Archive for the ‘Gang of Four’ Category

Gang of Four — What Happens Next

Wednesday, March 4th, 2015

Anyone who’s ever participated in a first year philosophy class would be aware of Theseus’s ship; a thought experiment that asks whether or not the eponymous trireme, with all its constituent parts replaced, can still be called the original vessel. This philosophical puzzle can be applied to the newest release from Gang of Four, an iconic band whose foundational members have slowly whittled away to the point that only guitarist Andy Gill remains. It’s a little easier to decide here than in the original scenario, because the basic components of the band haven’t entirely been replaced yet; Gill’s trademark contributions are still present, heard in familiar, single-note guitar riffs played to clattering staccato beats. The politics also remain, with songs like “Obey the Ghost” and “First World Citizen” making passionate social commentary on our consumer-focused, technologically saturated modern world. But just about everything else has changed, leaving few connections to the band that came before. Inconsistency itself is not a problem, as Gang of Four have always been experimental, but it does the question remains: are they still really Gang of Four?

“Where the Nightingale Sings” starts out strong, with the angular instrumental interplay of Gang of Four’s older work translated into funky minimalist synth rock. But by the start of “Broken Talk”, the record changes into something else, adopting a guitar and synth sound strongly reminiscent of KMFDM’s 1995 album Nihil. Guest vocals from Dead Weather/The Kills vocalist Allison Mosshart only strengthens the comparison, making the song sound like a weaker version of KMFDM’s single “Juke Joint Jezebel” but without the speed or edge. “Isle of Dogs” sounds a little better, with ringing parallel guitar riffs and poppy vocals above a grinding right-panned saw-tooth synth, and “Dying Rays” is lovely too, with miserable lyrics over soft-piano, and delicately layered electronic instruments, taking full advantage of guest vocalist Herbert Gröenemeyer’s crooning and melodic voice. “What I wanted… disappears in the haze,” Herbert sings, as Gill’s guitar riffs softly behind him.
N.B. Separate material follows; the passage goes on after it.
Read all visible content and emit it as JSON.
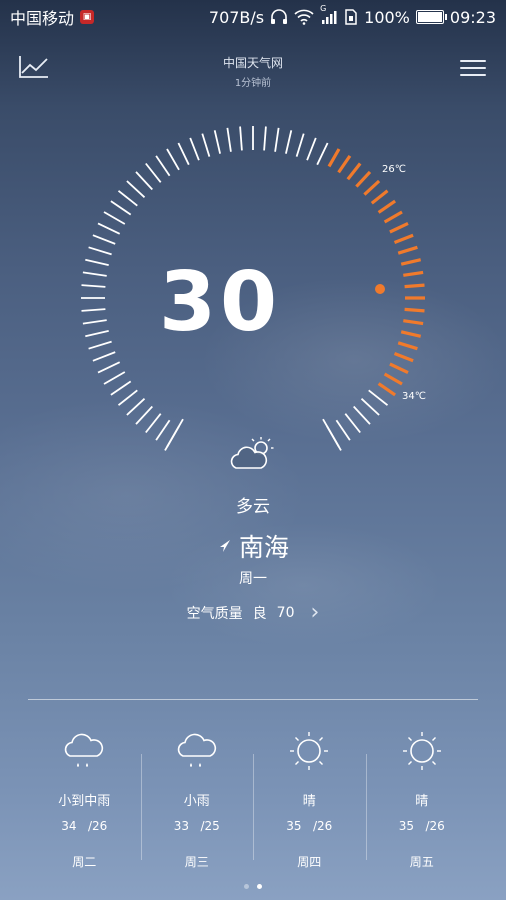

It’s a beautiful song, even if it bears little resemblance to anything the band has done before. But it isn’t particularly innovative; it’s the sort of ballad played by aging rock stars from Robert Smith to Liam Gallagher, and while it’s very nice to listen to, it’s not enough to recommend the album.

In fact, this is edging on a criticism of the What Happens Next as a whole. This feels like more of an evolution of Andy Gill’s personal creative expression rather than anything attached to the wider history of pop music or the name Gang of Four. It wouldn’t be a problem were he writing as a solo artist, but Gang of Four was always more than just Gill. His guitar work offers the album a connection to the past, but it isn’t strong enough to attach it to their legacy, and its even downplayed in a lot of cases — part of a wider shift towards a more electronic sound that characterizes this release. It wouldn’t be so bad if the sound was more original, but all of these tracks cover musical ground that should be very familiar to most listeners in 2015. This, coupled with the relative lack of connection to any of the work that came before, makes it a difficult album to really recommend, though there’s enough here to inspire some hope for the future. “Dead Souls” and “Isle of Dogs” transcend their roots in punk and electronic rock to come to an interesting convergence of the two, and the increased emphasis on harmony from the new vocalists coupled with the rattling guitar and funk influences typical to Gang of Four might lead to some interesting new developments. But right now the mixture seems a little incomplete.

What Happens Next isn’t a bad album, but it isn’t really interesting either. For a 35-year-old band whose debut album almost single-handedly re-defined many of the genre tropes of modern rock, this kind of banality is disappointing. And really, that’s the problem with the album. Gang of Four tried to do a lot of things, but they were seldom ever boring. What Happens Next is confused, naïve to its strengths, and nowhere near as innovative as it wants to be. It is simply a collection of listenable, generic rock songs pulled together into a largely forgettable album. It’s Gang of Four in almost name alone. If Andy Gill wants his solo work to live up to the band’s historic reputation, he needs to do a better job than this.

What Happens Next is out now on Metropolis Records.